The ambush is the second widely reported incident of South Africans killed abroad — eight South Africans were killed in a suicide bombing in Kabul last month, allegedly linked to the uproar that followed the release of a short film insulting Islam.
Four Nigerian Unamid peacekeepers were killed in the west of Darfur earlier this month.
The ambush on Wednesday took place 10 kilometres north of Habasha in Northern Darfur. A convoy was en route to Habasha from Kutun to assess the situation in the area after reports of violence, according to a press statement from Unamid.
The UN Security Council has condemned the attack and UN General Secretary Ban Ki Moon called for an investigation into the Sudan ambush. Mr Moon’s spokesperson Martin Nesirky expressed condolences to the victim’s family, Unamid and the South African government.

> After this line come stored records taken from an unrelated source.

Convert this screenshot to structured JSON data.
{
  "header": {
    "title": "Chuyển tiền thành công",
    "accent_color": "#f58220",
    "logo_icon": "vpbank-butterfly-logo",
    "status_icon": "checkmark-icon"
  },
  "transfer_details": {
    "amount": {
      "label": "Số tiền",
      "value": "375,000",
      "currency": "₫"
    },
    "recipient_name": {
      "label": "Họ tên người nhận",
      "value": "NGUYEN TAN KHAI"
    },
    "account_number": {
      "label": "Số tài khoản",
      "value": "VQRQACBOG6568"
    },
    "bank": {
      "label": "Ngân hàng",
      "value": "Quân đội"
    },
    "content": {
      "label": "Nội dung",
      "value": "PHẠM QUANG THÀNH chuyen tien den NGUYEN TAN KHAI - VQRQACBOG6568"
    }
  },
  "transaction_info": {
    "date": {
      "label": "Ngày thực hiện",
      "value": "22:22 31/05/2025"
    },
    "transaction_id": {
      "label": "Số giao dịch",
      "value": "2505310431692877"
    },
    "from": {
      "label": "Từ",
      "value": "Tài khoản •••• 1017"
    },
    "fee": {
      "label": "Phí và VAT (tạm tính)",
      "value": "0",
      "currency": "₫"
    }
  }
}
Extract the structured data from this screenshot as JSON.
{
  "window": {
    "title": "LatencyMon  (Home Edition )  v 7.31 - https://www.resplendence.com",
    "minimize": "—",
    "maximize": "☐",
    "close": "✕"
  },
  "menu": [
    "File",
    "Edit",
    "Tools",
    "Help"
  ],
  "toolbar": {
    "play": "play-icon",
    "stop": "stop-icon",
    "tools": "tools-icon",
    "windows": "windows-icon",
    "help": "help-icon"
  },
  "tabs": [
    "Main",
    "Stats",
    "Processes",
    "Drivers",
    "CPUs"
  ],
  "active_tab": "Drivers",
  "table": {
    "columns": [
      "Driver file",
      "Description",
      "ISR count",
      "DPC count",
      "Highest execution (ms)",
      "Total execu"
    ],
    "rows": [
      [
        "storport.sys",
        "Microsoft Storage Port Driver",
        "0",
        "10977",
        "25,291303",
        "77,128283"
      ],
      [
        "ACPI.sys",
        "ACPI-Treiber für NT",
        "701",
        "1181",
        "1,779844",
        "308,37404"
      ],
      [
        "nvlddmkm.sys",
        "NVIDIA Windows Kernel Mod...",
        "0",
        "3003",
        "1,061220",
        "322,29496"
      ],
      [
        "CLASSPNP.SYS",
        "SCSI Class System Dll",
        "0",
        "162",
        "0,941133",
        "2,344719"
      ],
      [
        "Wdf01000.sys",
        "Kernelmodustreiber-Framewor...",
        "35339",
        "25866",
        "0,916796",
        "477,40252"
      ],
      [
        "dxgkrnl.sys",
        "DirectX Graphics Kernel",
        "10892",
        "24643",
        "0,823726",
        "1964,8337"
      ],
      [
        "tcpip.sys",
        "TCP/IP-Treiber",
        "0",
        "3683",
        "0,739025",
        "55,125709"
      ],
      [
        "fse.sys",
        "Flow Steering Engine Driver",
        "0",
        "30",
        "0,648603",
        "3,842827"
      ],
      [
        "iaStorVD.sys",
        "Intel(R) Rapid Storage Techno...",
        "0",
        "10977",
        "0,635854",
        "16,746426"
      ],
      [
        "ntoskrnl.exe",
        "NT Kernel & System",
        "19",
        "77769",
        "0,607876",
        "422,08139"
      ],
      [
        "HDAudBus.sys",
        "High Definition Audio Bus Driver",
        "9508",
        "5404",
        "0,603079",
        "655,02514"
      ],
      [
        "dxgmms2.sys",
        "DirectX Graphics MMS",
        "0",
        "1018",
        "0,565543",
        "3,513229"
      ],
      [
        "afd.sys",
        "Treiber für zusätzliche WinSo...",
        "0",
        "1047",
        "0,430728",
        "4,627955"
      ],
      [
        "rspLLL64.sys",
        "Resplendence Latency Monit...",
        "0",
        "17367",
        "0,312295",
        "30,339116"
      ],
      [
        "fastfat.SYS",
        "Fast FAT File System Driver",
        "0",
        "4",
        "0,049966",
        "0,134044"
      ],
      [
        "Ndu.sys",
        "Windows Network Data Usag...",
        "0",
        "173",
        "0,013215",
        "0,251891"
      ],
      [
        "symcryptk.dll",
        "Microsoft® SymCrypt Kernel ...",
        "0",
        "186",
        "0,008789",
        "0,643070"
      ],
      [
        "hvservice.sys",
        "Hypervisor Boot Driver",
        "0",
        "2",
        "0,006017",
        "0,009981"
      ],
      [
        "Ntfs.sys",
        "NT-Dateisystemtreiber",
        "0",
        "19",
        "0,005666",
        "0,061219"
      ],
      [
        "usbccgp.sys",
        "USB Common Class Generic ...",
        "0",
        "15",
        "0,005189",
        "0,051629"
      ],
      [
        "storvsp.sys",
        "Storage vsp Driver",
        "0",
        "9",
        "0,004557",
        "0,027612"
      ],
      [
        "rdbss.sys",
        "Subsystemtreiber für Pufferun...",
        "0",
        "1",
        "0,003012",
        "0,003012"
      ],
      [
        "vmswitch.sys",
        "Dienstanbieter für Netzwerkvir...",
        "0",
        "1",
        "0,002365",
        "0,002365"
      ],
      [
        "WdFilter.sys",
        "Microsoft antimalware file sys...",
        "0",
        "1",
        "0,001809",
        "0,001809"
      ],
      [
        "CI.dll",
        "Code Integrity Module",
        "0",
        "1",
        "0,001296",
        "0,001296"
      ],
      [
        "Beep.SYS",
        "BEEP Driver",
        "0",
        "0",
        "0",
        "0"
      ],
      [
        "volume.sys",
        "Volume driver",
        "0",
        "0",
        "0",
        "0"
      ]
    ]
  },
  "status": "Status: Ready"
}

According to Mr Nesirky all the victims of the attack were from South Africa.
Chief mediator and acting joint representative Aichatou Mindaoudou blasted the attack, calling on the Sudanese government to "investigate the incident and bring the perpetrators to justice".
"I condemn, in the strongest possible terms, the second criminal attack on our brave peacekeeper(s) in the course of this month, during which we have lost five peacekeepers. These attacks will not shake our resolve to fulfil our mandate and help the poor people of Darfur," said Ms Mindaoudou.
Unamid has over 22,000 international troops and officers providing relief and assistance to displaced locals, including dispatching water in Kutum, North Dafur.
Since Unamid’s deployment in late 2007, 43 peacekeepers have been killed in instances of violence in the area.